Last year on May 24, 2019, Charlton Edward Lachase was arrested and placed in federal prison due to an email he sent to his sister during his stay at FCI Jessup in Georgia. Lachase was charged for violating 18 USC 875(c):

“Whoever transmits in interstate or foreign commerce any communication containing any threat to kidnap any person or any threat to injure the person of another, shall be fined under this title or imprisoned not more than five years, or both.” 18 U.S.C. § 875

Lachase shared that he accepted a plea offer on September 24, 2020 for a served term of 15-21 months, followed by three years of “supervised release.” Because Lachase had already been in prison for 16 months, he was eligible to be released that same day. In a public September 25 vlog Lachase made to the community, he stated that COVID-19 clearly played a part in his immediate release.

According to Lachase, his three-year probation began already and he will be submitting his registration on September 28, 2020. During his recent stay in prison, Lachase successfully obtained access to video phones and other accommodations he needed. Lachase said that when he entered prison, the TTY was available for him to use anytime he wanted but it was 25 years old and it was so outdated that he knew he needed to ask for updated accessible devices. 

“The federal prison system has a four step process to request accommodations while the state has only three.” Lachase said, as he recounted his experience with filing against the prison system. “I filed many different times and had two greviances left before I got out of prison!” Lachase wants people to know that they should be fighting for their rights in prison. 

“Because I fought for my rights, it was so much better in federal prison but it took six months for the process. At the end, I got all the things I needed to be able to have equal access like other inmates.” (Lachase)

The United States v. Lachase case shows that Lachase spent four months at the Federal Medical Center [FMC] in Butner to go through therapy and to help him become competent to stand trial. Lachase went through a final mental evaluation for competency and his time at FMC was limited to four months only.

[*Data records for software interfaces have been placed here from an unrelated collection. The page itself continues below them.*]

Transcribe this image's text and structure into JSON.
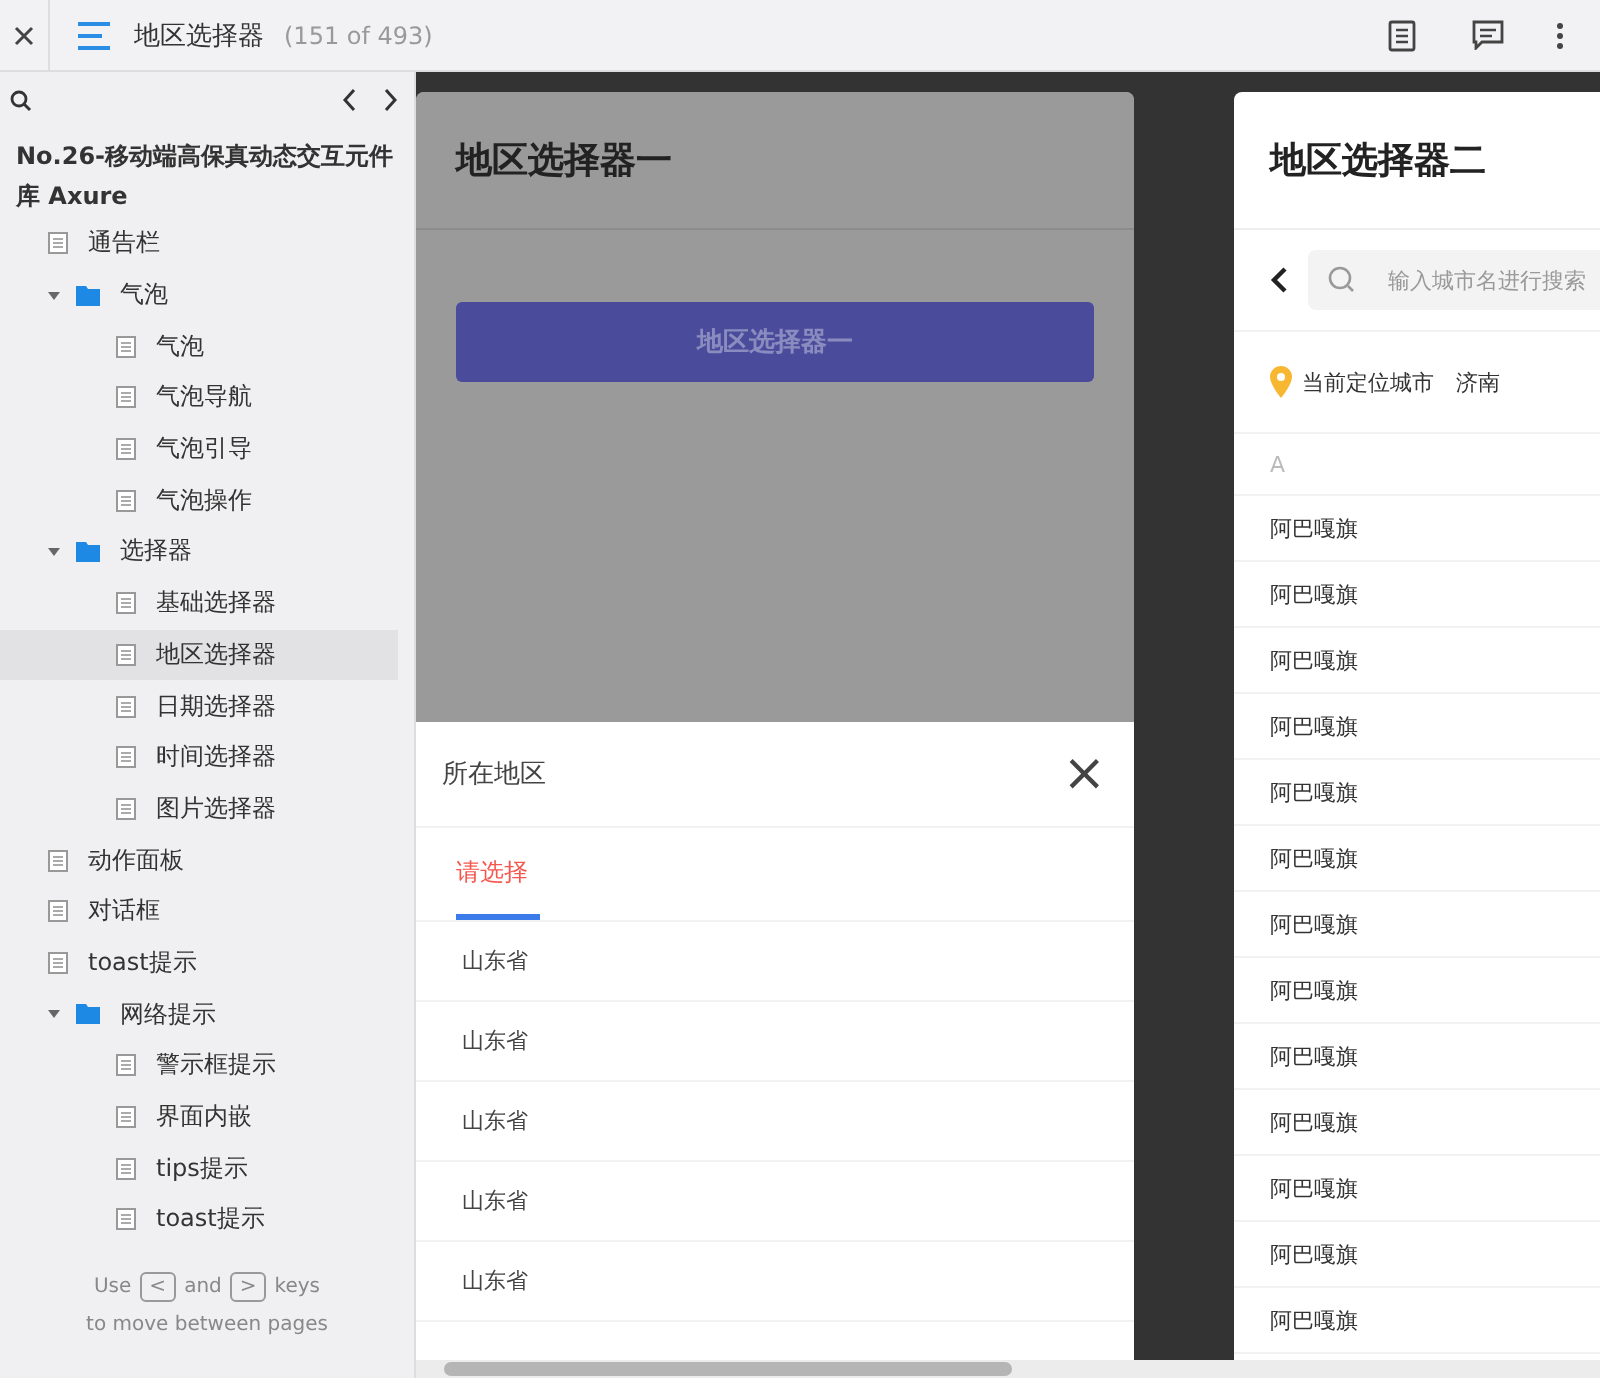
{
  "topbar": {
    "title": "地区选择器",
    "count": "(151 of 493)"
  },
  "sidebar": {
    "project": "No.26-移动端高保真动态交互元件库 Axure",
    "tree": [
      {
        "label": "通告栏",
        "kind": "page",
        "selected": false
      },
      {
        "label": "气泡",
        "kind": "folder",
        "expanded": true,
        "children": [
          {
            "label": "气泡",
            "kind": "page",
            "selected": false
          },
          {
            "label": "气泡导航",
            "kind": "page",
            "selected": false
          },
          {
            "label": "气泡引导",
            "kind": "page",
            "selected": false
          },
          {
            "label": "气泡操作",
            "kind": "page",
            "selected": false
          }
        ]
      },
      {
        "label": "选择器",
        "kind": "folder",
        "expanded": true,
        "children": [
          {
            "label": "基础选择器",
            "kind": "page",
            "selected": false
          },
          {
            "label": "地区选择器",
            "kind": "page",
            "selected": true
          },
          {
            "label": "日期选择器",
            "kind": "page",
            "selected": false
          },
          {
            "label": "时间选择器",
            "kind": "page",
            "selected": false
          },
          {
            "label": "图片选择器",
            "kind": "page",
            "selected": false
          }
        ]
      },
      {
        "label": "动作面板",
        "kind": "page",
        "selected": false
      },
      {
        "label": "对话框",
        "kind": "page",
        "selected": false
      },
      {
        "label": "toast提示",
        "kind": "page",
        "selected": false
      },
      {
        "label": "网络提示",
        "kind": "folder",
        "expanded": true,
        "children": [
          {
            "label": "警示框提示",
            "kind": "page",
            "selected": false
          },
          {
            "label": "界面内嵌",
            "kind": "page",
            "selected": false
          },
          {
            "label": "tips提示",
            "kind": "page",
            "selected": false
          },
          {
            "label": "toast提示",
            "kind": "page",
            "selected": false
          }
        ]
      }
    ],
    "hint": {
      "use": "Use",
      "prev_key": "<",
      "and": "and",
      "next_key": ">",
      "keys": "keys",
      "line2": "to move between pages"
    }
  },
  "panel_one": {
    "title": "地区选择器一",
    "button": "地区选择器一",
    "sheet": {
      "title": "所在地区",
      "close": "×",
      "tabs": [
        {
          "label": "请选择",
          "selected": true
        }
      ],
      "rows": [
        "山东省",
        "山东省",
        "山东省",
        "山东省",
        "山东省"
      ]
    }
  },
  "panel_two": {
    "title": "地区选择器二",
    "search": {
      "placeholder": "输入城市名进行搜索"
    },
    "location": {
      "label": "当前定位城市",
      "city": "济南"
    },
    "section": "A",
    "cities": [
      "阿巴嘎旗",
      "阿巴嘎旗",
      "阿巴嘎旗",
      "阿巴嘎旗",
      "阿巴嘎旗",
      "阿巴嘎旗",
      "阿巴嘎旗",
      "阿巴嘎旗",
      "阿巴嘎旗",
      "阿巴嘎旗",
      "阿巴嘎旗",
      "阿巴嘎旗",
      "阿巴嘎旗"
    ]
  }
}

United States v. Lachase, Case No. 19-14040-CR-MOORE/MAYNARD (S.D. Fla. Aug. 28, 2019): “Federal Medical Center, Butner, by order of the District Court, and provided in person American Sign Language translators during therapy sessions and other appropriate accommodations due to his hearing loss.”

Lachase recalled that he met another Deaf person (who is still incarcerated) during his stay at Butner, and his name is Dennis Salois. Salois was placed at Butner because the judge for his case required that he be placed in a federal prison that was able to accommodate incarcerated Deaf people (Billings Gazette). 

One of Lachase’s final messages to the community is that he is not a dangerous person: “My sister and I don’t get along.” Lachase considers this a sibling spat that went bad and led him to go into federal prison for a second time. “Let’s stay positive!” Lachase said as he finished up his vlog.